A "hard ten" in craps is a pair of fives. A hard eight is a pair of fours. Et cetera. Nobody in their right mind would gamble on so horrible of a wager as a one-in-36 likelihood unless they received a premium for the wager. There is one, but a "hard ten" is still a weak likelihood. Yet, people who are actual craps shooters bet on hard tend every day.
In the baseball draft, players like Martin and Kjerstad will come off the board early. Very likely, in the first round or so. Why? Is it because the rules of the baseball draft rewards fans of teams who select lousy talent early with better payouts? No. They'll go early because they're the best players on a coin-flip to return to Omaha. The guys who OPS .511 in the SEC or have 6+ ERAs? The hard tens? They don't get drafted.

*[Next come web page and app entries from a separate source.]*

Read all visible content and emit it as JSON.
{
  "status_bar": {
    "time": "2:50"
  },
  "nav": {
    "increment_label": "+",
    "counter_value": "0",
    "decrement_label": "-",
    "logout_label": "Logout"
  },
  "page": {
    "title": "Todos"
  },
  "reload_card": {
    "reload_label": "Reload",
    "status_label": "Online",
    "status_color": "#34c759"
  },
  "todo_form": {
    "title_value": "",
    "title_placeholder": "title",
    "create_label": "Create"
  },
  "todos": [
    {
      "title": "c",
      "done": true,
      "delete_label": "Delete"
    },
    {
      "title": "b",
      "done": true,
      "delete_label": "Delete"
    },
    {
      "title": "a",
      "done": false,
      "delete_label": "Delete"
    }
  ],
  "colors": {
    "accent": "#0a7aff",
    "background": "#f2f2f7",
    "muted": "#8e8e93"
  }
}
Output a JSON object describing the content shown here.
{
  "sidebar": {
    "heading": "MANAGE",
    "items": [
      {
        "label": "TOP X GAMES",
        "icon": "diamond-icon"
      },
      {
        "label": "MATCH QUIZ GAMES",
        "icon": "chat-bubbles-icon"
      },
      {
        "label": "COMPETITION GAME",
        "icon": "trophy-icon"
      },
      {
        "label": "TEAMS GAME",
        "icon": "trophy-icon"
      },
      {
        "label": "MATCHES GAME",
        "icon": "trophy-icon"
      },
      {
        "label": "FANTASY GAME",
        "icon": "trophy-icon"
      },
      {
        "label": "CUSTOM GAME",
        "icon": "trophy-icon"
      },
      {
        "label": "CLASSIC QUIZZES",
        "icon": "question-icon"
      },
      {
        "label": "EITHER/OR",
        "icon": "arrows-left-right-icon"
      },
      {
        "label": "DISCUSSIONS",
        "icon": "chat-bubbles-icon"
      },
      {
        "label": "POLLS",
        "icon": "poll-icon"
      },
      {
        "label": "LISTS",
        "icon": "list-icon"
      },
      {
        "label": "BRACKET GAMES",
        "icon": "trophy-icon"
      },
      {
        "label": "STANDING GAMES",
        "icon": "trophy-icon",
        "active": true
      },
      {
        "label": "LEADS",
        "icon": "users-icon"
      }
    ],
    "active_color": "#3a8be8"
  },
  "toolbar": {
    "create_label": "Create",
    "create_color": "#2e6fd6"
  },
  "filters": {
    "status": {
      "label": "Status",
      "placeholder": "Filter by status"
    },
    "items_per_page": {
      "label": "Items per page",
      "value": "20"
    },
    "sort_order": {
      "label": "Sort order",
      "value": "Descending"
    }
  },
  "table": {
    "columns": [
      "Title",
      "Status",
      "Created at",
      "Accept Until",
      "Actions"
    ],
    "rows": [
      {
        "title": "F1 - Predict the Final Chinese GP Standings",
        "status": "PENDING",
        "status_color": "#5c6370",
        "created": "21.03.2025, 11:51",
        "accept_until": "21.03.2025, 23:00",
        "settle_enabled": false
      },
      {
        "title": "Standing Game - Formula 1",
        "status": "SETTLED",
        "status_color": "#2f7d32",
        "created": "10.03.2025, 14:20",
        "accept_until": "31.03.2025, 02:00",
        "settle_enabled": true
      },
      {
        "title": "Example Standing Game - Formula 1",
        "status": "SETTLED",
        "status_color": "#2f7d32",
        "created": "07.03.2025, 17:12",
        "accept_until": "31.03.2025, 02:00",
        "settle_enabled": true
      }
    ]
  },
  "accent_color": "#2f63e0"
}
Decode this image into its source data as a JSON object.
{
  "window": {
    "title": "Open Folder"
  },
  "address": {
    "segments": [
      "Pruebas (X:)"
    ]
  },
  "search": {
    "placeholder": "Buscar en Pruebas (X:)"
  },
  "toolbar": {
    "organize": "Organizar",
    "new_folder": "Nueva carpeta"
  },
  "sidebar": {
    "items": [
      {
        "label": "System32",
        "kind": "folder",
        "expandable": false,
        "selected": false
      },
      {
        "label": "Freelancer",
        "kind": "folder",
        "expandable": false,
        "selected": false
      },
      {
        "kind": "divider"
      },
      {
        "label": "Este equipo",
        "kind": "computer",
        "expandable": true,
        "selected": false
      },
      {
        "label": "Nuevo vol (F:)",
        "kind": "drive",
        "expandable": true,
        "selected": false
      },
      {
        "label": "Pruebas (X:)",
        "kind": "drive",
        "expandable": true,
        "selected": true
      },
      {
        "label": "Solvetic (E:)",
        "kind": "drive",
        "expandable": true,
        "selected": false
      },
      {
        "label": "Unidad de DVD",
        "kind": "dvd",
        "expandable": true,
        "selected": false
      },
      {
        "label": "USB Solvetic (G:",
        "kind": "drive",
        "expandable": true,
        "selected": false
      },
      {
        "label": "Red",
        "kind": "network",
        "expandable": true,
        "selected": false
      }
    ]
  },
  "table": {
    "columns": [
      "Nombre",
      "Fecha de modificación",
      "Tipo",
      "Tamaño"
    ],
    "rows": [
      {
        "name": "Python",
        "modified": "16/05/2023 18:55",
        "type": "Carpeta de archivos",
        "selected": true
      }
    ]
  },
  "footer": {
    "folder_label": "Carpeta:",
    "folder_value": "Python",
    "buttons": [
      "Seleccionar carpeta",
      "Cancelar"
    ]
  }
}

Fangraphs has both Martin and Kjerstad in their top 30. Neither are currently top sixteen. Literally, either could be announced at 16. As to which is the better selection as of today? I buy Kjerstad's power a bit more. On the other hand, if Martin is South Bend's leadoff guy in August, I doubt I'll complain.
The angst over the Cubs draft/develop brings about a curious dilemma. If you're complaining, and doing so as a back seat driver, you add nothing to the knowledge base. Not a thing. With a mild bit of effort, you can watch 2019 Arkansas games today. Instead of posting how much you miss baseball, you can literally watch games that include two guys that could be Cubs prospects in seven months. Watch two full at-bats from Martin and Kjerstad, and you're already in the ninetieth percentile of Cubs draft knowledge. Go to YouTube, and search for "Arkansas 2019 baseball" during a time you might have watched a Bowl game, and you know more about baseball. Tell us if you liked what you saw. Here’s a sample, some video of Kjerstad taking BP and hitting in an NCAA game last June:
The Hogs are not just Kjerstad and Martin. 2019 sophomore Matt Goodheart exploded onto the SEC from obscurity to an OPS of .985 last season. He'll be a good pro, likely, as well. They lost quite a bit before the season to the pros and graduation, but they'll hit. And have pitchers throwing 94-plus.
Arkansas would be a nice primary college baseball follow for all the cool reasons. Two likely first rounders. Highly ranked pre-season. Veteran coaches that are good at reaching Omaha. And a cool crown for anyone who hits a homer. The pitching will be useful enough, as well. Arkansas is on my short-list of recommended college baseball follows regardless. Martin and Kjerstad make it an even easier call. Two for the price of one. Even a better deal than a hard ten.